This is a quick bread, meaning it doesn’t take long to prepare and is perfect for feeding a large group. The name comes from the fact that baking soda is used as a leavening agent. While using baking soda in bread is not traditionally Irish, the Irish had adapted the soda bread recipe to make do with the cheapest ingredients they could find.

Materials Required for This Recipe

  • Buttermilk: The addition of buttermilk to bread dough improves both the taste and the rise of the bread by activating the baking soda. Do not omit the buttermilk; if you do not have any on hand, use my buttermilk substitute recipe instead. For optimal results, make sure the buttermilk is chilled as well.
  • Flour; this soda bread doesn’t require any extra flourishes. All-purpose flour is the only ingredient required.
  • Butter — utilizing extremely cold butter will aid in avoiding a sticky dough. Even better would be frozen butter cubes. Butter can be worked into the dough by hand or with a pastry cutter.


  • ▢1⅔ cup buttermilk cold
  • ▢1 egg
  • ▢4 cups flour (480g)
  • ▢4 tablespoons granulated sugar
  • ▢1½ teaspoon baking soda (9g)
  • ▢1 teaspoon kosher salt (9g)
  • ▢4 tablespoons butter cold, diced (57g)
  • ▢1 cup raisins optional or currants


  • Buttermilk and egg should be whisked together and set aside.
  • In a large bowl, combine the flour, sugar, baking powder, and salt. Stir in the currants or raisins if you’re using them.
  • Working with your hands or a pastry cutter, cut the butter into the flour until it resembles small peas.
  • The buttermilk mixture should be poured into a well you’ve made in the center of the flour mixture. The flour should be incorporated into the dough by folding the mixture with a spatula.
  • Then, shape the dough into a loaf and place it on a baking sheet lined with parchment paper or a cast iron pan that has been seasoned with cooking oil.
  • Bake for 25 to 30 minutes, until the top, is golden brown and the center is set (if necessary, score the top with an “X”). If browning occurs on top of the bread, tent it with foil. The soda bread needs to cool completely before being served.

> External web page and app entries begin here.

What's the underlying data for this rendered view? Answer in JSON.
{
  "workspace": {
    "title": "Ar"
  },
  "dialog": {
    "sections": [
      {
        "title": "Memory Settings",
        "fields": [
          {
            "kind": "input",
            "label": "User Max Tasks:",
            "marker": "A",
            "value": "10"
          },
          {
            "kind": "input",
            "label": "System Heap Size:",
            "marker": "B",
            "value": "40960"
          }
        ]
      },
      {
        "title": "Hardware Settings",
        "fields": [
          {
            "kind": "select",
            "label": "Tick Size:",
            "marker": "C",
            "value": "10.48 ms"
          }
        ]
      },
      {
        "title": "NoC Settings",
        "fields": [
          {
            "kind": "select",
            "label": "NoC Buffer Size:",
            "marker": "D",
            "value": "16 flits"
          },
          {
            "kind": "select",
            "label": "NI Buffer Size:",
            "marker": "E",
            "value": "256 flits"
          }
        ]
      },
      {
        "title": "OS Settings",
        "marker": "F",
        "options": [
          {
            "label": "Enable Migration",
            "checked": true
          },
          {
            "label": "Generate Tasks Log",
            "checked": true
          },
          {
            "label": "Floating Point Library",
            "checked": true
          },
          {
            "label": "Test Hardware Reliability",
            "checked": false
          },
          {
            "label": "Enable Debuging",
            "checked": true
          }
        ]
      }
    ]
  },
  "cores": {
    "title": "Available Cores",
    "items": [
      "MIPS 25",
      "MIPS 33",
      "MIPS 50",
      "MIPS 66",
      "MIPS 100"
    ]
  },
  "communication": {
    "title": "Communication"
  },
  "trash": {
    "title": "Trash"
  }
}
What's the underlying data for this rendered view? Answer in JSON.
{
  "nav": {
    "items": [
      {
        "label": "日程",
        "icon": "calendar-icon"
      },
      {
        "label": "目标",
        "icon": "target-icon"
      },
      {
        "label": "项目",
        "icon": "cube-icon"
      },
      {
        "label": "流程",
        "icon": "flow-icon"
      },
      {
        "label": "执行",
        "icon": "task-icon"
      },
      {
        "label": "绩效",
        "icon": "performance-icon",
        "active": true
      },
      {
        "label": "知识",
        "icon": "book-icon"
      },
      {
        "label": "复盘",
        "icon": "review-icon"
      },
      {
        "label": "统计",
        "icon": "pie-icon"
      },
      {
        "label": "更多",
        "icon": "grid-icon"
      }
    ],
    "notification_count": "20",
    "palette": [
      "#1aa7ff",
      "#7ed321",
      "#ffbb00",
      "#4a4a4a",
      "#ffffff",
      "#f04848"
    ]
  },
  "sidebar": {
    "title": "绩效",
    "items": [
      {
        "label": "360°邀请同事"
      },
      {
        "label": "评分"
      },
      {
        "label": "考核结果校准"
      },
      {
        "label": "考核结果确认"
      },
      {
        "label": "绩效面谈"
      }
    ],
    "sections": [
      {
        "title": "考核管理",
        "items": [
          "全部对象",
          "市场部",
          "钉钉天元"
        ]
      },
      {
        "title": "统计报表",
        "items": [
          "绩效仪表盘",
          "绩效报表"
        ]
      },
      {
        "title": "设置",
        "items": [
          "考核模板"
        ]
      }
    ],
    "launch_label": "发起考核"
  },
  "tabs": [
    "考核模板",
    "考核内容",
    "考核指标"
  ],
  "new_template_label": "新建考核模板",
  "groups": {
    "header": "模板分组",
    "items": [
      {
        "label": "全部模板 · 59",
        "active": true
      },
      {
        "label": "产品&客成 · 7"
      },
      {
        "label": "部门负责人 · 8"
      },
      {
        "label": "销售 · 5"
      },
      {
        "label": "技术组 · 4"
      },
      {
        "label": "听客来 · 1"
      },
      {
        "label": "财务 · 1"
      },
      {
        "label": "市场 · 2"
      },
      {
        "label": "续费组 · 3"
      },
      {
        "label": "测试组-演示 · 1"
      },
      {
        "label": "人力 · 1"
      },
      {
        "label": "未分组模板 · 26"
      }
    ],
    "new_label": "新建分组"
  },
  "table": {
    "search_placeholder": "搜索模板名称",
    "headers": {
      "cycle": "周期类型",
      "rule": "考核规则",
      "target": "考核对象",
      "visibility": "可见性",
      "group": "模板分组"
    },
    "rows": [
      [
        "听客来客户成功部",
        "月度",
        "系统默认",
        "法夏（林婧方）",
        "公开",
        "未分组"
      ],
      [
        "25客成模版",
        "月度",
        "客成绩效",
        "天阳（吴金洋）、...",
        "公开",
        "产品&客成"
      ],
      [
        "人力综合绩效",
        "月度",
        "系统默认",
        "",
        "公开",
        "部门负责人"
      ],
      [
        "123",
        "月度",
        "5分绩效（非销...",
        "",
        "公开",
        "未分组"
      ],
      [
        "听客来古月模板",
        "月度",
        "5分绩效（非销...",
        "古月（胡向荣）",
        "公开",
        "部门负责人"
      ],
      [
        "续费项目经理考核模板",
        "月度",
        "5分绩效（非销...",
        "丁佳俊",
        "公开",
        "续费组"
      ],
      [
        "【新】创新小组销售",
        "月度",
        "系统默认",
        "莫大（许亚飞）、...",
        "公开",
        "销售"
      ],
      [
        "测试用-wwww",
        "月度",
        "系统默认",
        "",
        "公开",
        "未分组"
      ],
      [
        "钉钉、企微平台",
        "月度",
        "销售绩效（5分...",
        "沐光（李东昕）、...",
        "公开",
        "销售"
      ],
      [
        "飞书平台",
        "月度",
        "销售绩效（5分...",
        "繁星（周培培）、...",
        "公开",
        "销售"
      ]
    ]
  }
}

  • The dough should look a little shaggy, so don’t overwork it. No need to knead the dough until it’s silky smooth.
  • Scoring the bread deeply is recommended for thorough baking.
  • You can also include things like nuts, caraway seeds, honey, pumpkin seeds, sunflower seeds, and citrus zest.
  • Soda bread can be baked in a cast-iron skillet, on a large baking sheet, or in a cake pan or pie dish with a removable bottom.
  • If you want evenly baked bread, avoid using a loaf pan.
  • Use an instant-read thermometer inserted into the bread’s thickest part if you’re unsure of when it’s done baking. Put 200 degrees in the middle.
  • Make sure you don’t overwork the dough by using an accurate flour measuring tool. The most common cause of dense bread is using too much flour in the recipe. A scale is the most accurate tool for measuring flour. If you don’t have a flour sifter, you can use a spoon to aerate the flour before sprinkling it into a measuring cup and then leveling it off with a knife.



Soda bread is best served with butter and hot beverages like coffee or tea. Honey or jam on the side is a nice touch as well. Some of my favorite condiments are honey butter, pumpkin butter, and apple butter, all of which I’ve made myself.


Unless stored in the refrigerator, soda bread only keeps for three days at room temperature. To keep the bread as moist as possible, you should only slice what will be served.

Download This Article + Recipe in PDF Format.